As you can tell, I needed several different image sizes. You start with the lowest size and work your way down. Not doing this gets you funky sized images. MiniMagick makes it really easy to just open the file and set the new size for the image and then just write it out to where you want it. Nice!

Ruby on Rails Image Manipulation with ImageMagick and Mini-Magick on OS X

I’m working on a Ruby on Rails project that requires users to be able to upload images. At the same time, we want to resize images so that they appear as we want them to on site. To do this, I found that the best solution would be to use the Ruby Gem Mini-Magick which uses ImageMagick. The benefits of using Mini-Magick is that its lighter weight that just using RMagick. So away I went…

I develop my Rails applications on OS X, so I thought I might have most of the stuff already that I’d need since XCode was installed. I had ImageMagick installed from a previous PHP project I had worked on, so I figured I’d just install the Ruby Gem Mini-Magick.. I did and hooked it up to my application. When running it though, it didn’t work. Bummer. I kept getting cryptic errors like:

ImageMagick command (identify "/tmp/minimagick99445-0.jpg") failed: Error Given 256

Great, what does that mean? So I did some sleuthing on Google and didn’t have much luck for about an hour or so. Then I came across this post at How could I have missed this? A no brainer that you need to have the image libraries installed before compiling ImageMagick (and thus mini-magick).

So with out further ado, here are the steps you need to perform to get this to work!

Step One – Download Image Libraries

Before compiling and installing ImageMagick, you need to have all of the image libraries installed for the image types you want to manipulate. In my case, I wanted to support JPG, GIF, PNG, and TIFF. So I had to install the following libraries:

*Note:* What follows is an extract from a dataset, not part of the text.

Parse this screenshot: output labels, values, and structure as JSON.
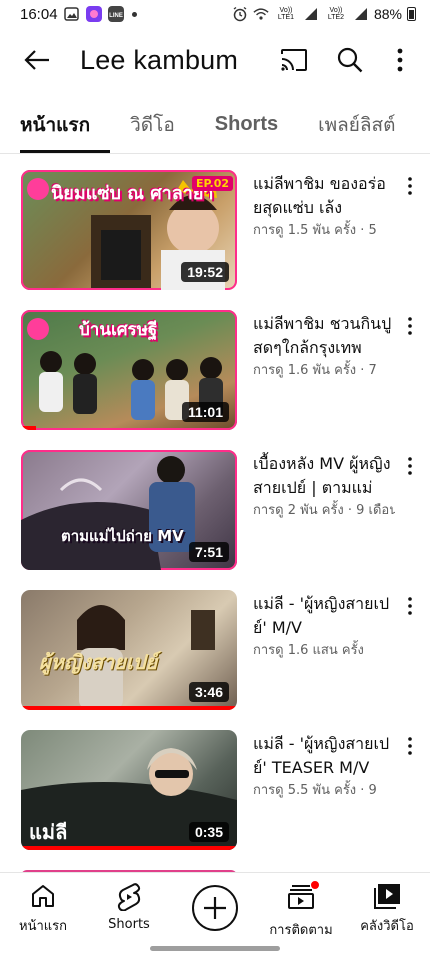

Once you have those downloaded, you can go on to Step 2

Step Two – Install Image Libraries

Now that you have all of the image libraries downloaded, its time to install them. Extract them using tar and install them!


tar xzvf jpegsrc.v6b.tar.gz
cd jpeg-6b
sudo make install


tar xzvf libpng-1.2.24.tar.gz
cd libpng-1.2.24
sudo make install


tar xzvf giflib-4.1.4.tar.gz
cd giflib-4.1.4
sudo make install


tar xzvf tiff-3.8.2.tar.gz
cd tiff-3.8.2
sudo make install

Step Three – Download & Install ImageMagick

With all of the image libraries installed, you can download ImageMagick. I installed mine to the /usr/ directory, but I think /usr/local/ would work as well.

tar xzvf ImageMagick-6.3.8-9.tar.gz
cd ImageMagick-6.3.8
./configure --prefix=/usr/
sudo make install

Step Four – Install ImageMagick

You’re almost there! Now that you have all of the image libraries installed and ImageMagick installed, you can go ahead and install the Ruby gem Mini-Magick

sudo gem install mini_magick

One note that I found very helpful on Matt King’s blog post was to check to make sure the configure script for ImageMagick could find the image libraries you wanted to be able to use. Check the output at the end of the configure script and make sure yes is present next to each image library you want to use.

You should be ready to rock now! To use mini-magick, insert the following lines into your environment.rb file:

require 'rubygems'
gem 'mini_magick'
require 'mini_magick'

Now that you’re all set up, you can load up a file and do whatever you want to it using Mini-Magick. Perhaps something like this!

filename = "path to your file"
fileout = "path to output file"
image = MiniMagick::Image.from_file(filename)
image.resize "120x120"

There you go! If something doesn’t work, the first thing I’d check is to make sure all of the libraries and ImageMagick were installed properly. Also check file permissions in case for some reason the directory you’re trying to save your file is locked down so the web server user can’t write to it.

One more side note before I finish. I was able to use these exact steps to install ImageMagick and Mini-Magick on my Debian server which I’m using for my public test environment. So, that cool thing about using these steps installing everything from source allows you to duplicate on other *NIX systems.